Source data —
####
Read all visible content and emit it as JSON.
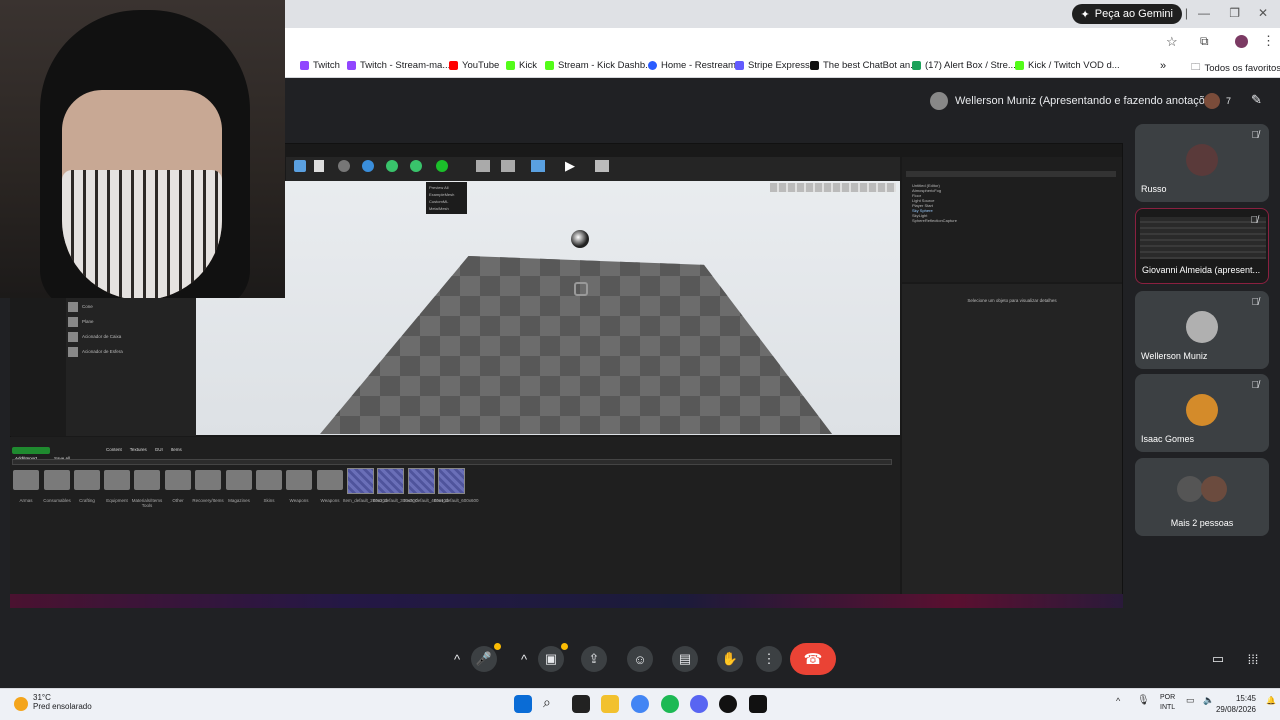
{
  "browser": {
    "gemini_label": "Peça ao Gemini",
    "bookmarks": [
      {
        "label": "Twitch",
        "color": "#9146ff"
      },
      {
        "label": "Twitch - Stream-ma...",
        "color": "#9146ff"
      },
      {
        "label": "YouTube",
        "color": "#ff0000"
      },
      {
        "label": "Kick",
        "color": "#53fc18"
      },
      {
        "label": "Stream - Kick Dashb...",
        "color": "#53fc18"
      },
      {
        "label": "Home - Restream",
        "color": "#2a5cff"
      },
      {
        "label": "Stripe Express",
        "color": "#635bff"
      },
      {
        "label": "The best ChatBot an...",
        "color": "#111111"
      },
      {
        "label": "(17) Alert Box / Stre...",
        "color": "#1ca25a"
      },
      {
        "label": "Kick / Twitch VOD d...",
        "color": "#53fc18"
      }
    ],
    "all_favorites": "Todos os favoritos"
  },
  "meet": {
    "presenter_label": "Wellerson Muniz (Apresentando e fazendo anotações)",
    "participant_count": "7",
    "participants": [
      {
        "name": "Russo",
        "muted": true
      },
      {
        "name": "Giovanni Almeida (apresent...",
        "muted": true
      },
      {
        "name": "Wellerson Muniz",
        "muted": true
      },
      {
        "name": "Isaac Gomes",
        "muted": true
      }
    ],
    "more_people": "Mais 2 pessoas"
  },
  "unreal": {
    "content_path": [
      "Content",
      "Textures",
      "GUI",
      "Items"
    ],
    "save_all": "Save All",
    "add_import": "Add/Import",
    "folders": [
      "Armas",
      "Consumables",
      "Crafting",
      "Equipment",
      "Materials/Items Tools",
      "Other",
      "Recovery/Items",
      "Magazines",
      "Skins",
      "Weapons",
      "Weapons"
    ],
    "textures": [
      "Item_default_200x200",
      "Item_default_300x300",
      "Item_default_400x400",
      "Item_default_600x600"
    ],
    "place_items": [
      "Cone",
      "Plane",
      "Acionador de Caixa",
      "Acionador de Esfera"
    ],
    "outliner_items": [
      "Untitled (Editor)",
      "AtmosphericFog",
      "Floor",
      "Light Source",
      "Player Start",
      "Sky Sphere",
      "SkyLight",
      "SphereReflectionCapture"
    ],
    "details_hint": "Selecione um objeto para visualizar detalhes",
    "show_menu": [
      "Preview All",
      "ExampleMesh",
      "CustomML",
      "Meta/Mesh"
    ]
  },
  "taskbar": {
    "temperature": "31°C",
    "weather": "Pred ensolarado",
    "lang_top": "POR",
    "lang_bottom": "INTL",
    "time": "15:45",
    "date": "29/08/2026"
  }
}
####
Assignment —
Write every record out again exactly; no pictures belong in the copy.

Written reply —
Read all visible content and emit it as JSON.
{
  "browser": {
    "gemini_label": "Peça ao Gemini",
    "bookmarks": [
      {
        "label": "Twitch",
        "color": "#9146ff"
      },
      {
        "label": "Twitch - Stream-ma...",
        "color": "#9146ff"
      },
      {
        "label": "YouTube",
        "color": "#ff0000"
      },
      {
        "label": "Kick",
        "color": "#53fc18"
      },
      {
        "label": "Stream - Kick Dashb...",
        "color": "#53fc18"
      },
      {
        "label": "Home - Restream",
        "color": "#2a5cff"
      },
      {
        "label": "Stripe Express",
        "color": "#635bff"
      },
      {
        "label": "The best ChatBot an...",
        "color": "#111111"
      },
      {
        "label": "(17) Alert Box / Stre...",
        "color": "#1ca25a"
      },
      {
        "label": "Kick / Twitch VOD d...",
        "color": "#53fc18"
      }
    ],
    "all_favorites": "Todos os favoritos"
  },
  "meet": {
    "presenter_label": "Wellerson Muniz (Apresentando e fazendo anotações)",
    "participant_count": "7",
    "participants": [
      {
        "name": "Russo",
        "muted": true
      },
      {
        "name": "Giovanni Almeida (apresent...",
        "muted": true
      },
      {
        "name": "Wellerson Muniz",
        "muted": true
      },
      {
        "name": "Isaac Gomes",
        "muted": true
      }
    ],
    "more_people": "Mais 2 pessoas"
  },
  "unreal": {
    "content_path": [
      "Content",
      "Textures",
      "GUI",
      "Items"
    ],
    "save_all": "Save All",
    "add_import": "Add/Import",
    "folders": [
      "Armas",
      "Consumables",
      "Crafting",
      "Equipment",
      "Materials/Items Tools",
      "Other",
      "Recovery/Items",
      "Magazines",
      "Skins",
      "Weapons",
      "Weapons"
    ],
    "textures": [
      "Item_default_200x200",
      "Item_default_300x300",
      "Item_default_400x400",
      "Item_default_600x600"
    ],
    "place_items": [
      "Cone",
      "Plane",
      "Acionador de Caixa",
      "Acionador de Esfera"
    ],
    "outliner_items": [
      "Untitled (Editor)",
      "AtmosphericFog",
      "Floor",
      "Light Source",
      "Player Start",
      "Sky Sphere",
      "SkyLight",
      "SphereReflectionCapture"
    ],
    "details_hint": "Selecione um objeto para visualizar detalhes",
    "show_menu": [
      "Preview All",
      "ExampleMesh",
      "CustomML",
      "Meta/Mesh"
    ]
  },
  "taskbar": {
    "temperature": "31°C",
    "weather": "Pred ensolarado",
    "lang_top": "POR",
    "lang_bottom": "INTL",
    "time": "15:45",
    "date": "29/08/2026"
  }
}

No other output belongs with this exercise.